We welcome guest blogger Dr Sarah Lantz. Best selling author, organizer of amazing workshops and retreats for woman, and all round good egg :) to share her thoughts on rituals.
While the idea of ritual may seem foreign to many of us these days, of long forgotten times based in ye olde mythology or something steeped in religious traditions that we are challenged to pay attention to, rituals are necessary for our times, and very much alive and waiting to be re-awakened inside each of us. You see, there is something that ignites in all of us when we live with ritual. What we know is that what we give love and attention to, grows and flows. Our world shifts with all that we focus on. Rituals bring us back to the centre of who we are and endow order on chaos and in times of uncertainty.
Research defines ritual as a repeated pattern of behaviour performed at specified times, often composed of rites and actions, symbols, stories, and actions, as a way to make transitions, mark important events in our lives, express ourselves in joy and grief. These can include anything from birthdays to weddings, graduations, holiday traditions, religious events, New Year's, Valentine's Day, deaths and burials. Rituals can make all these experiences definable, memorable, meaningful.
Yet while these societal rituals may be socially (and financially) embedded in society, and sometimes reluctantly attended to as we try desperately to muster enthusiasm, rituals need not be complicated or bound by tradition. You see, rituals can be as simple as a few snippets of grace said before a meal; that first cup of coffee in the morning when we close our eyes and smell the bean; when we lift our faces to the sunrise at the break of dawn; the pause as we smell the summer rain on hot streets; the lighting of a candle for a loved one labouring hard as she births a babe into the world; or even a raucous bedtime routine as parents wrangle small children into slumber. Often these everyday rituals cannot be fully captured as words are inadequate to describe the totality of the experience. They are our own rituals, unique and rich to each of us. They give us a way to ground our yearnings and our devotion into concrete activities, and most of us yearn for this kind of beauty, meaning, and coherence.

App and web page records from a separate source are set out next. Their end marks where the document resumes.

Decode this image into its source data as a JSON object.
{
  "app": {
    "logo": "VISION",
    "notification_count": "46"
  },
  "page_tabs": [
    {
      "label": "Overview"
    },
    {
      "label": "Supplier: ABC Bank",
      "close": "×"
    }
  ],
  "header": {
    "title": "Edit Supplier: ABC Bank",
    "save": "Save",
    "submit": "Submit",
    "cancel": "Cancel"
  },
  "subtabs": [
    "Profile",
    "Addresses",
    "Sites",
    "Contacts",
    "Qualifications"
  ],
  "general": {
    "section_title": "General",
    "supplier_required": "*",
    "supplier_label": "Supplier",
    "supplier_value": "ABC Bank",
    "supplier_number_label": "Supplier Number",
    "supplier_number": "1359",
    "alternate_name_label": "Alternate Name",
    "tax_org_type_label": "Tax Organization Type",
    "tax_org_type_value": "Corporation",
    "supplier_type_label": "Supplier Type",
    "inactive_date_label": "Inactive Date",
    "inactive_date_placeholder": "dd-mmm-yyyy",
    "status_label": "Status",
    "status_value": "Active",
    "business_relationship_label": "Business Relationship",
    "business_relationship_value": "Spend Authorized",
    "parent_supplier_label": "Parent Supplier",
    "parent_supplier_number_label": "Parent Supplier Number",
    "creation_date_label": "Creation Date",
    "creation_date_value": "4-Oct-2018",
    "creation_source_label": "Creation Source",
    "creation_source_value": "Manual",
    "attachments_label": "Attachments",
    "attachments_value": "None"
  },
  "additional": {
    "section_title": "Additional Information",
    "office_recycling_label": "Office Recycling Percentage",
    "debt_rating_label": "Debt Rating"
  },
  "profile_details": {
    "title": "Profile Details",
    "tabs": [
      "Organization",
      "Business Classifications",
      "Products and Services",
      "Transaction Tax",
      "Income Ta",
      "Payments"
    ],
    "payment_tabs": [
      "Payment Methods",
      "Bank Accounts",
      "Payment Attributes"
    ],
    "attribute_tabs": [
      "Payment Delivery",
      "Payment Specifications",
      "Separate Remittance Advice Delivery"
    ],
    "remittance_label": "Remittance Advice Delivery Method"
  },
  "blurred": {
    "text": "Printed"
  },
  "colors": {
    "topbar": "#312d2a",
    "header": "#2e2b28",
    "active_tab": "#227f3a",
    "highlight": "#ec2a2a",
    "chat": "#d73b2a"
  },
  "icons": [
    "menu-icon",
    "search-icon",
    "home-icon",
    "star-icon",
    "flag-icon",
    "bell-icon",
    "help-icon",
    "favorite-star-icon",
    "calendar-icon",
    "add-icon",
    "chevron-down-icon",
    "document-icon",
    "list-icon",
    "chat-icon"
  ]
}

At its centre, everyday rituals have a genesis in movements of the soul, usually through feeling something so deep enough that we take pause. The word Selah comes to mind here. Selah is a Hebrew word and when it appears in text (as it does in the bible seventy-four times and in nearly all religious texts) is a point which asks the reader to pause, be still for a moment, in quiet contemplation, because the idea is important enough to deeply consider for a moment. Selah is a holy pause. A space in between words and thoughts...for grace and reflection, illuminating everyday ritual.
More from Dr Sarah Lantz:
Her bestselling book on fermentation 'Forage Ferment Feast' is here: www.foragefermentfeast.com.au
For Sacred Women’s Way workshops, meditations and retreats go to: www.sacredwomensway.com.au